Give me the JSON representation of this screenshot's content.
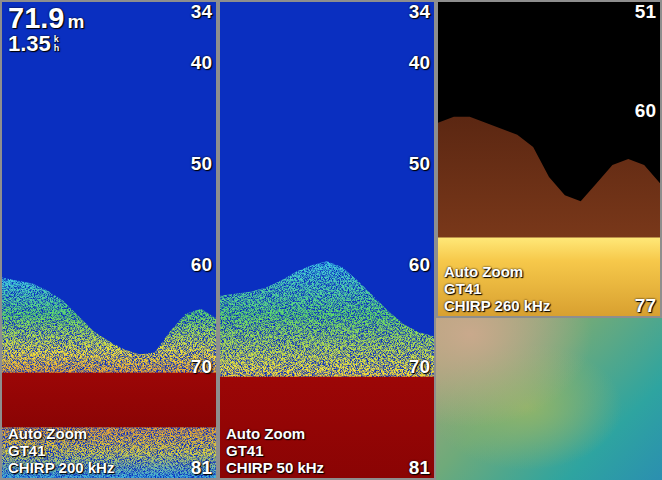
{
  "readout": {
    "depth": {
      "value": "71.9",
      "unit": "m"
    },
    "speed": {
      "value": "1.35",
      "unit_top": "k",
      "unit_bottom": "h"
    }
  },
  "panels": [
    {
      "kind": "blue",
      "scale": [
        "34",
        "40",
        "50",
        "60",
        "70",
        "81"
      ],
      "captions": [
        "Auto Zoom",
        "GT41",
        "CHIRP 200 kHz"
      ],
      "returns_top": [
        61.2,
        61.5,
        61.8,
        62.5,
        63.5,
        65,
        66.5,
        67.5,
        68.3,
        68.8,
        68.6,
        66.5,
        64.8,
        64.3,
        65.2
      ],
      "hard_bottom": 70.6,
      "hard_bottom_end": 76
    },
    {
      "kind": "blue",
      "scale": [
        "34",
        "40",
        "50",
        "60",
        "70",
        "81"
      ],
      "captions": [
        "Auto Zoom",
        "GT41",
        "CHIRP 50 kHz"
      ],
      "returns_top": [
        63,
        62.8,
        62.6,
        62.2,
        61.5,
        60.6,
        60,
        59.6,
        60.2,
        61.5,
        63,
        64.5,
        65.8,
        66.6,
        67
      ],
      "hard_bottom": 71,
      "hard_bottom_end": 81
    },
    {
      "kind": "amber",
      "scale": [
        "51",
        "60",
        "77"
      ],
      "captions": [
        "Auto Zoom",
        "GT41",
        "CHIRP 260 kHz"
      ],
      "returns_top": [
        61,
        60.5,
        60.5,
        61,
        61.5,
        62,
        63,
        65.5,
        67,
        67.5,
        66,
        64.5,
        64,
        64.5,
        66
      ],
      "hard_bottom": 70.5,
      "hard_bottom_end": 77
    }
  ]
}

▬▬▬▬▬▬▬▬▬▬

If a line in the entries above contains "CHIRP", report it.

## RESPONSE TO THE EXERCISE
        "CHIRP 200 kHz"
        "CHIRP 50 kHz"
        "CHIRP 260 kHz"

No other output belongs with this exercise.